Now that we understand what a hard bounce is, let’s explore its impact on email deliverability and overall email marketing campaigns.

Negative consequences of hard bounces:

A hard bounce can have several negative consequences:

  1. Damage to sender’s reputation: Repeated hard bounces can harm your sender reputation, leading to email providers flagging your messages as spam and eventually blacklisting your domain.
  2. Decreased deliverability rates: When your email campaigns experience a high number of hard bounces, it signals to email providers that your list quality is poor. As a result, they may lower your email deliverability rates, impacting the success of future campaigns.

Understanding the impact of hard bounces on email deliverability highlights the importance of implementing effective bounce management strategies.

Managing Hard Bounce and Minimizing its Impact

To minimize the impact of hard bounces on your email marketing efforts, it’s crucial to adopt best practices for reducing bounce rates and managing bounces effectively.

Best practices for reducing hard bounces:

  1. Implement email validation techniques: Use email verification tools or services to validate the email addresses on your list before sending emails. This helps identify and remove invalid or non-existent addresses, reducing the likelihood of hard bounces.
  2. Maintain a clean and updated email list: Regularly remove inactive or bouncing email addresses from your list to improve overall list hygiene. This ensures that you are only sending emails to engaged and active recipients.
  3. Use double opt-in for new subscribers: Implement a double opt-in process for new subscribers, requiring them to confirm their email addresses. This helps verify the accuracy of provided email addresses and reduces the likelihood of hard bounces.

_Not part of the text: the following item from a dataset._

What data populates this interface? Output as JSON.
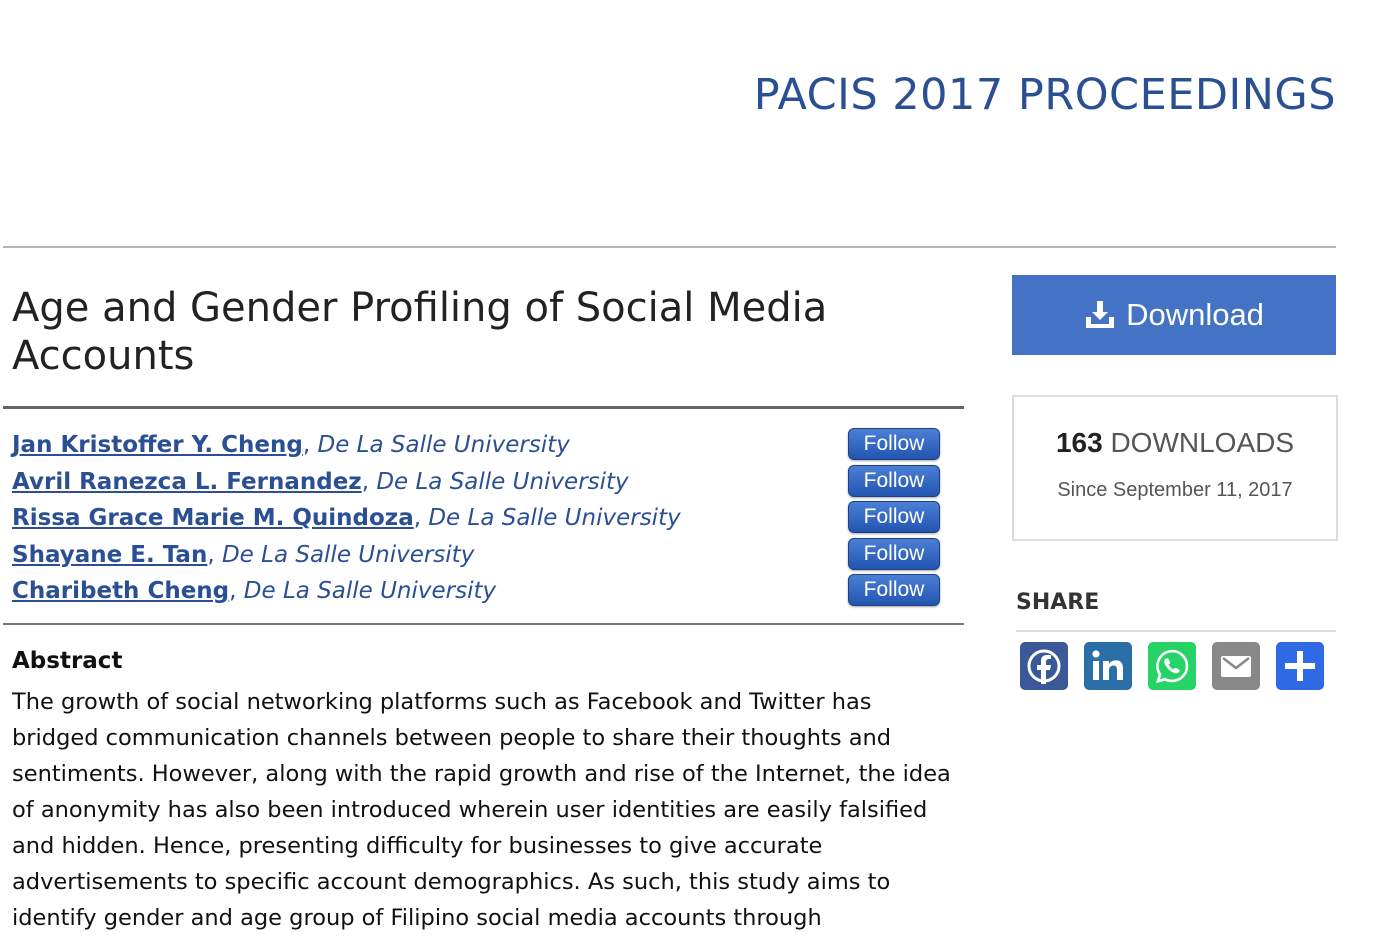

Monitoring and analyzing bounce reports:

Utilize bounce reports provided by your email service provider to monitor and analyze bounce data. Regularly reviewing these reports allows you to identify trends, patterns, and specific causes of bounces, enabling you to take necessary actions to rectify the issues.

Based on bounce data, you can:

  1. Remove hard bouncing email addresses from your list.
  2. Investigate and rectify any domain-related issues causing bounces.
  3. Adjust your email content or sending practices to improve overall deliverability rates.


A hard bounce occurs when an email fails to reach its recipient due to permanent reasons, such as an invalid email address or a non-existent domain. It has significant consequences on sender reputation and deliverability rates, potentially impacting the success of email marketing campaigns. By implementing best practices for reducing hard bounces, such as email validation techniques and maintaining a clean email list, email marketers can minimize these negative impacts and improve overall deliverability. Regularly monitoring and analyzing bounce reports also allows for proactive identification and resolution of bounce-related issues. So, take charge of your email deliverability today and ensure your messages reach the right audience.


Leave a Reply

Your email address will not be published. Required fields are marked *